- **What is being asked**: Omitting the pictures, output all of the records precisely as written.

Page and application data records
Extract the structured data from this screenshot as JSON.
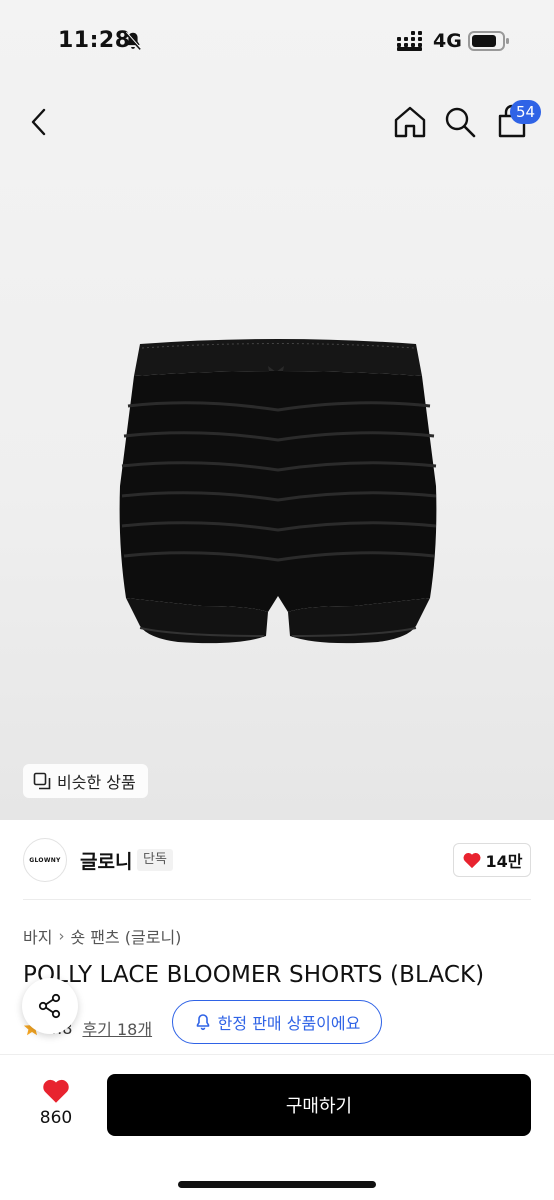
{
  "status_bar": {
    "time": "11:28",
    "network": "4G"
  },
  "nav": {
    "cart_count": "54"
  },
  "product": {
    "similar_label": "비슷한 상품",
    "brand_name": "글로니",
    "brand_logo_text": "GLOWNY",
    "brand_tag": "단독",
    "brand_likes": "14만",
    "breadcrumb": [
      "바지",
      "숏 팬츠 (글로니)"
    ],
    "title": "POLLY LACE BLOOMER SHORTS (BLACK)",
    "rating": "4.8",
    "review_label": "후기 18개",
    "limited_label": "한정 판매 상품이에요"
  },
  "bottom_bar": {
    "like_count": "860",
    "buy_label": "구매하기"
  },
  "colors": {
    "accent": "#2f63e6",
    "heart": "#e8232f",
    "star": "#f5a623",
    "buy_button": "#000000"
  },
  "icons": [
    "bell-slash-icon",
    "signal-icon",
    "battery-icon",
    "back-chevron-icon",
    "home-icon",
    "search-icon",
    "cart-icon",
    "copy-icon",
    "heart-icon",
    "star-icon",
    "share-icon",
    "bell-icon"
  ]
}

- **Result**:
Extract the structured data from this screenshot as JSON.
{
  "status_bar": {
    "time": "11:28",
    "network": "4G"
  },
  "nav": {
    "cart_count": "54"
  },
  "product": {
    "similar_label": "비슷한 상품",
    "brand_name": "글로니",
    "brand_logo_text": "GLOWNY",
    "brand_tag": "단독",
    "brand_likes": "14만",
    "breadcrumb": [
      "바지",
      "숏 팬츠 (글로니)"
    ],
    "title": "POLLY LACE BLOOMER SHORTS (BLACK)",
    "rating": "4.8",
    "review_label": "후기 18개",
    "limited_label": "한정 판매 상품이에요"
  },
  "bottom_bar": {
    "like_count": "860",
    "buy_label": "구매하기"
  },
  "colors": {
    "accent": "#2f63e6",
    "heart": "#e8232f",
    "star": "#f5a623",
    "buy_button": "#000000"
  },
  "icons": [
    "bell-slash-icon",
    "signal-icon",
    "battery-icon",
    "back-chevron-icon",
    "home-icon",
    "search-icon",
    "cart-icon",
    "copy-icon",
    "heart-icon",
    "star-icon",
    "share-icon",
    "bell-icon"
  ]
}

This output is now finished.